• What the task asks: Omit the pictures and return every entry exactly as written.

[Element data from apps and pages]

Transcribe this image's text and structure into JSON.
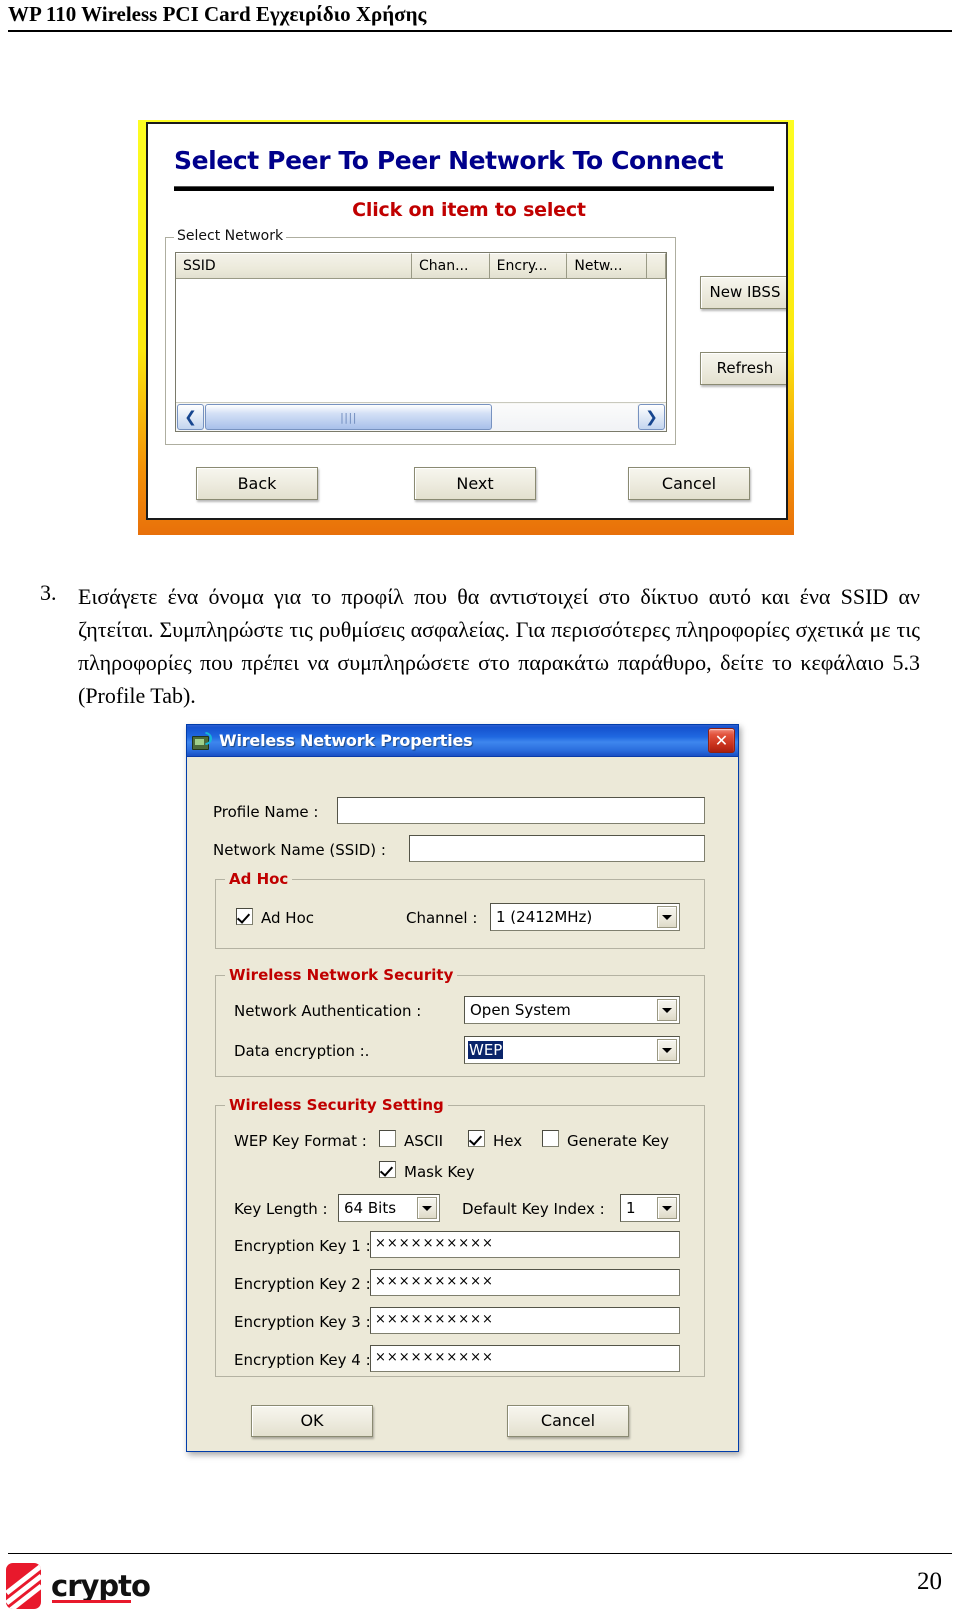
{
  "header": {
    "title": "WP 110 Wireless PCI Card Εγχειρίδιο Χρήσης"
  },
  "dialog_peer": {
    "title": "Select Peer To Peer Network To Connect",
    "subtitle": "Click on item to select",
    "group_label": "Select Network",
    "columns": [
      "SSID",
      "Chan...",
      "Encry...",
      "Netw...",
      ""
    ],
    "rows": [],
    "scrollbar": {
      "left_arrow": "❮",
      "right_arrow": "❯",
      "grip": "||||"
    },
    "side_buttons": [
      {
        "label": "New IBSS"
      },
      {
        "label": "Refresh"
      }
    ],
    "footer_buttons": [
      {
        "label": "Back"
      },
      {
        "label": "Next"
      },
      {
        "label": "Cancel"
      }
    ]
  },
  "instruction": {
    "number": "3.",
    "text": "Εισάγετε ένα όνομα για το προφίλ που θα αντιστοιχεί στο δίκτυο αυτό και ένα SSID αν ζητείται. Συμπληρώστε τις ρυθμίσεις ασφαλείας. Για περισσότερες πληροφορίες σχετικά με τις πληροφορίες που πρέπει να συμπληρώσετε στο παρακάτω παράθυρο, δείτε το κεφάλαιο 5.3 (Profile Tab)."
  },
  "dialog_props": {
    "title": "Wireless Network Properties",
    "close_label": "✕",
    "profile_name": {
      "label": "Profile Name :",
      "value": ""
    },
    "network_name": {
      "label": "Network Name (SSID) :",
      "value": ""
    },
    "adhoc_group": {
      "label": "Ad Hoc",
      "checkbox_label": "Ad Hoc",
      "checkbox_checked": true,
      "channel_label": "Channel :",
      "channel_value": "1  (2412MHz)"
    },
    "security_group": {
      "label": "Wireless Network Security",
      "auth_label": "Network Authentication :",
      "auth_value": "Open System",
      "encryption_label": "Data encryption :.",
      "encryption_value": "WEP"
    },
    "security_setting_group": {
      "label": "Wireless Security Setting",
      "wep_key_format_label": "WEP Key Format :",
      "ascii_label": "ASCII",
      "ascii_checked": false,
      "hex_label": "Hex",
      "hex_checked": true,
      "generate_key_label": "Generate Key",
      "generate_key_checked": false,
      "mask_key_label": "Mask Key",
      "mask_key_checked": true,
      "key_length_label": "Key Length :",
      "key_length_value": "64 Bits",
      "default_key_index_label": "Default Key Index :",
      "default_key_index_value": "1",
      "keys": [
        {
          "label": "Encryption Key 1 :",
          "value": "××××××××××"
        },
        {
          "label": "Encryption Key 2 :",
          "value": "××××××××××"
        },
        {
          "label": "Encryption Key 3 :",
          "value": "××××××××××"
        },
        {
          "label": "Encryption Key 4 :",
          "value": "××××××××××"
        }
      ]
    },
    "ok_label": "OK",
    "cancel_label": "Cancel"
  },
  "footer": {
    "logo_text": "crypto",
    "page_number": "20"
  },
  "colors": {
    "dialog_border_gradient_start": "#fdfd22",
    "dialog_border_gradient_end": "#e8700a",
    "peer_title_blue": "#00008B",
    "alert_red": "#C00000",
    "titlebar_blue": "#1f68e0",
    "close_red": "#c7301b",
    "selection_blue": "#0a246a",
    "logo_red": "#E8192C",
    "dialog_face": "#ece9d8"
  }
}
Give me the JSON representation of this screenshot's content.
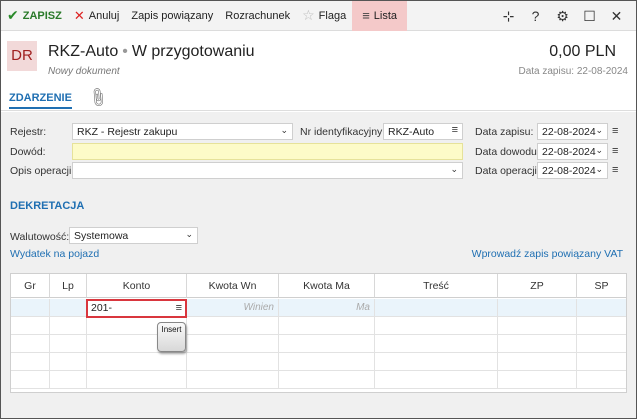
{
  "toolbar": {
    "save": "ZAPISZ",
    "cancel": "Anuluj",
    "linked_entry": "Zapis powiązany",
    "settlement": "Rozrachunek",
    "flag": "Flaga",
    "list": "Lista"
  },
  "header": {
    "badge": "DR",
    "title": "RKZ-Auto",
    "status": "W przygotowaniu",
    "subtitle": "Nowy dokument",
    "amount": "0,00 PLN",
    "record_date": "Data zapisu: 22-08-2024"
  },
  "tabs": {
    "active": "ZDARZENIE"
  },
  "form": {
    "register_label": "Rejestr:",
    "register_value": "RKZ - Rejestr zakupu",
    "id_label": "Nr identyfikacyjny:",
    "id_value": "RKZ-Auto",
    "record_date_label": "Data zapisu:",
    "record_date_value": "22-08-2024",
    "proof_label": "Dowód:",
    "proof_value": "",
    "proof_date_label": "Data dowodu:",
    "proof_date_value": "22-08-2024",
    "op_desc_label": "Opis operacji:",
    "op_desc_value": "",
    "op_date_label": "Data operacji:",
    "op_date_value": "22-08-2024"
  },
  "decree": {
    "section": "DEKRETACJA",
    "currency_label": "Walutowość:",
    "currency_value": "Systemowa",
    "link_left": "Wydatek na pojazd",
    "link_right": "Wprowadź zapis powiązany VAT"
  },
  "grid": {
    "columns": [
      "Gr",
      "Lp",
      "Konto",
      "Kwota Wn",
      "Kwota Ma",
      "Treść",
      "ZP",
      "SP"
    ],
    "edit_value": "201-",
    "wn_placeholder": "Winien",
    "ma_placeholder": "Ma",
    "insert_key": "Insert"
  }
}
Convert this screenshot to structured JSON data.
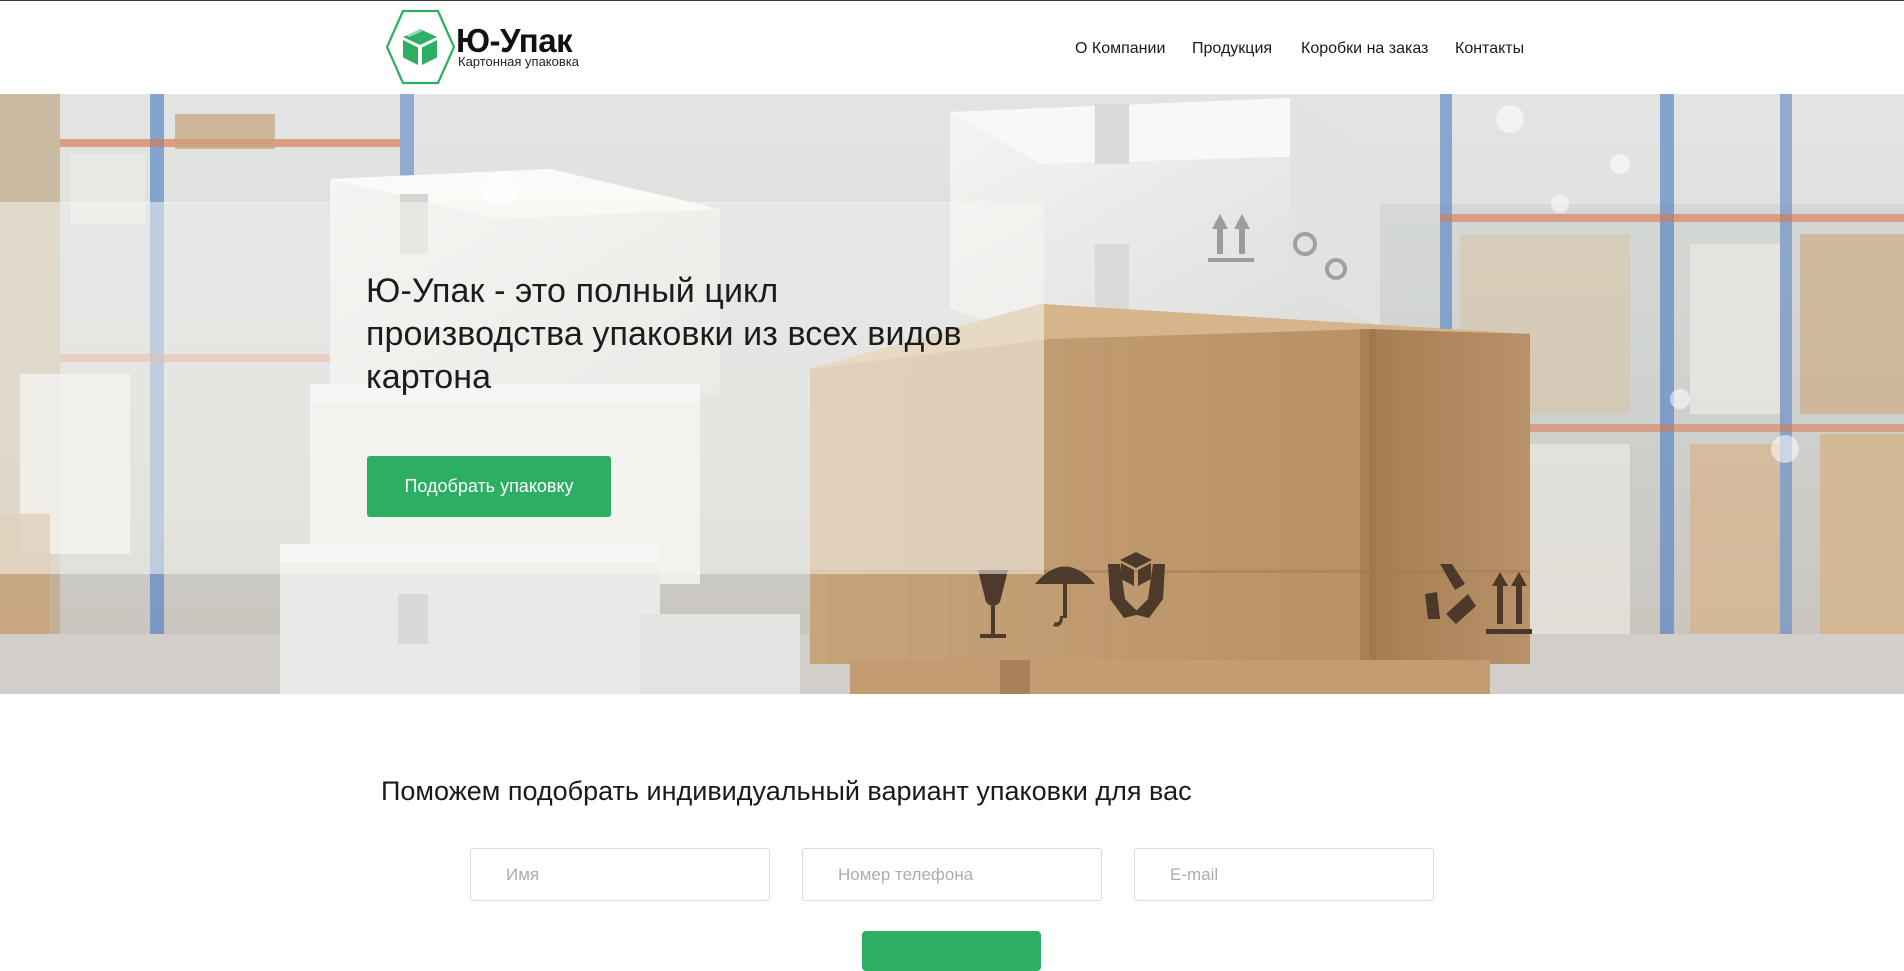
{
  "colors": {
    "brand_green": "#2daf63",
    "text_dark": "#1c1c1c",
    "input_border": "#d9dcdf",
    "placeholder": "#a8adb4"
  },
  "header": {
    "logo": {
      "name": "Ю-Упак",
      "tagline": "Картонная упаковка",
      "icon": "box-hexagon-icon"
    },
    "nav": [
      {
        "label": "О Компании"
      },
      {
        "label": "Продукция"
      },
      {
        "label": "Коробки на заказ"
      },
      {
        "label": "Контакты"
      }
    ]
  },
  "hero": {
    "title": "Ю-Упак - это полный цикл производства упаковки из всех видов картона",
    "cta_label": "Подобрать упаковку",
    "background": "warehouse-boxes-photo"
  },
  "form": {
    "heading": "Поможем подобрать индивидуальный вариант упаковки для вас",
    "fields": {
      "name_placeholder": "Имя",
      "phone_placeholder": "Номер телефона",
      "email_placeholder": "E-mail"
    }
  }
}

• Response:
Transcribe this image's text and structure into JSON.
{
  "header": {
    "title": "WP 110 Wireless PCI Card Εγχειρίδιο Χρήσης"
  },
  "dialog_peer": {
    "title": "Select Peer To Peer Network To Connect",
    "subtitle": "Click on item to select",
    "group_label": "Select Network",
    "columns": [
      "SSID",
      "Chan...",
      "Encry...",
      "Netw...",
      ""
    ],
    "rows": [],
    "scrollbar": {
      "left_arrow": "❮",
      "right_arrow": "❯",
      "grip": "||||"
    },
    "side_buttons": [
      {
        "label": "New IBSS"
      },
      {
        "label": "Refresh"
      }
    ],
    "footer_buttons": [
      {
        "label": "Back"
      },
      {
        "label": "Next"
      },
      {
        "label": "Cancel"
      }
    ]
  },
  "instruction": {
    "number": "3.",
    "text": "Εισάγετε ένα όνομα για το προφίλ που θα αντιστοιχεί στο δίκτυο αυτό και ένα SSID αν ζητείται. Συμπληρώστε τις ρυθμίσεις ασφαλείας. Για περισσότερες πληροφορίες σχετικά με τις πληροφορίες που πρέπει να συμπληρώσετε στο παρακάτω παράθυρο, δείτε το κεφάλαιο 5.3 (Profile Tab)."
  },
  "dialog_props": {
    "title": "Wireless Network Properties",
    "close_label": "✕",
    "profile_name": {
      "label": "Profile Name :",
      "value": ""
    },
    "network_name": {
      "label": "Network Name (SSID) :",
      "value": ""
    },
    "adhoc_group": {
      "label": "Ad Hoc",
      "checkbox_label": "Ad Hoc",
      "checkbox_checked": true,
      "channel_label": "Channel :",
      "channel_value": "1  (2412MHz)"
    },
    "security_group": {
      "label": "Wireless Network Security",
      "auth_label": "Network Authentication :",
      "auth_value": "Open System",
      "encryption_label": "Data encryption :.",
      "encryption_value": "WEP"
    },
    "security_setting_group": {
      "label": "Wireless Security Setting",
      "wep_key_format_label": "WEP Key Format :",
      "ascii_label": "ASCII",
      "ascii_checked": false,
      "hex_label": "Hex",
      "hex_checked": true,
      "generate_key_label": "Generate Key",
      "generate_key_checked": false,
      "mask_key_label": "Mask Key",
      "mask_key_checked": true,
      "key_length_label": "Key Length :",
      "key_length_value": "64 Bits",
      "default_key_index_label": "Default Key Index :",
      "default_key_index_value": "1",
      "keys": [
        {
          "label": "Encryption Key 1 :",
          "value": "××××××××××"
        },
        {
          "label": "Encryption Key 2 :",
          "value": "××××××××××"
        },
        {
          "label": "Encryption Key 3 :",
          "value": "××××××××××"
        },
        {
          "label": "Encryption Key 4 :",
          "value": "××××××××××"
        }
      ]
    },
    "ok_label": "OK",
    "cancel_label": "Cancel"
  },
  "footer": {
    "logo_text": "crypto",
    "page_number": "20"
  },
  "colors": {
    "dialog_border_gradient_start": "#fdfd22",
    "dialog_border_gradient_end": "#e8700a",
    "peer_title_blue": "#00008B",
    "alert_red": "#C00000",
    "titlebar_blue": "#1f68e0",
    "close_red": "#c7301b",
    "selection_blue": "#0a246a",
    "logo_red": "#E8192C",
    "dialog_face": "#ece9d8"
  }
}
Give me the JSON representation of this screenshot's content.
{
  "toolbar": {
    "save": "ZAPISZ",
    "cancel": "Anuluj",
    "linked_entry": "Zapis powiązany",
    "settlement": "Rozrachunek",
    "flag": "Flaga",
    "list": "Lista"
  },
  "header": {
    "badge": "DR",
    "title": "RKZ-Auto",
    "status": "W przygotowaniu",
    "subtitle": "Nowy dokument",
    "amount": "0,00 PLN",
    "record_date": "Data zapisu: 22-08-2024"
  },
  "tabs": {
    "active": "ZDARZENIE"
  },
  "form": {
    "register_label": "Rejestr:",
    "register_value": "RKZ - Rejestr zakupu",
    "id_label": "Nr identyfikacyjny:",
    "id_value": "RKZ-Auto",
    "record_date_label": "Data zapisu:",
    "record_date_value": "22-08-2024",
    "proof_label": "Dowód:",
    "proof_value": "",
    "proof_date_label": "Data dowodu:",
    "proof_date_value": "22-08-2024",
    "op_desc_label": "Opis operacji:",
    "op_desc_value": "",
    "op_date_label": "Data operacji:",
    "op_date_value": "22-08-2024"
  },
  "decree": {
    "section": "DEKRETACJA",
    "currency_label": "Walutowość:",
    "currency_value": "Systemowa",
    "link_left": "Wydatek na pojazd",
    "link_right": "Wprowadź zapis powiązany VAT"
  },
  "grid": {
    "columns": [
      "Gr",
      "Lp",
      "Konto",
      "Kwota Wn",
      "Kwota Ma",
      "Treść",
      "ZP",
      "SP"
    ],
    "edit_value": "201-",
    "wn_placeholder": "Winien",
    "ma_placeholder": "Ma",
    "insert_key": "Insert"
  }
}
Convert this screenshot to structured JSON data.
{
  "colors": {
    "brand_green": "#2daf63",
    "text_dark": "#1c1c1c",
    "input_border": "#d9dcdf",
    "placeholder": "#a8adb4"
  },
  "header": {
    "logo": {
      "name": "Ю-Упак",
      "tagline": "Картонная упаковка",
      "icon": "box-hexagon-icon"
    },
    "nav": [
      {
        "label": "О Компании"
      },
      {
        "label": "Продукция"
      },
      {
        "label": "Коробки на заказ"
      },
      {
        "label": "Контакты"
      }
    ]
  },
  "hero": {
    "title": "Ю-Упак - это полный цикл производства упаковки из всех видов картона",
    "cta_label": "Подобрать упаковку",
    "background": "warehouse-boxes-photo"
  },
  "form": {
    "heading": "Поможем подобрать индивидуальный вариант упаковки для вас",
    "fields": {
      "name_placeholder": "Имя",
      "phone_placeholder": "Номер телефона",
      "email_placeholder": "E-mail"
    }
  }
}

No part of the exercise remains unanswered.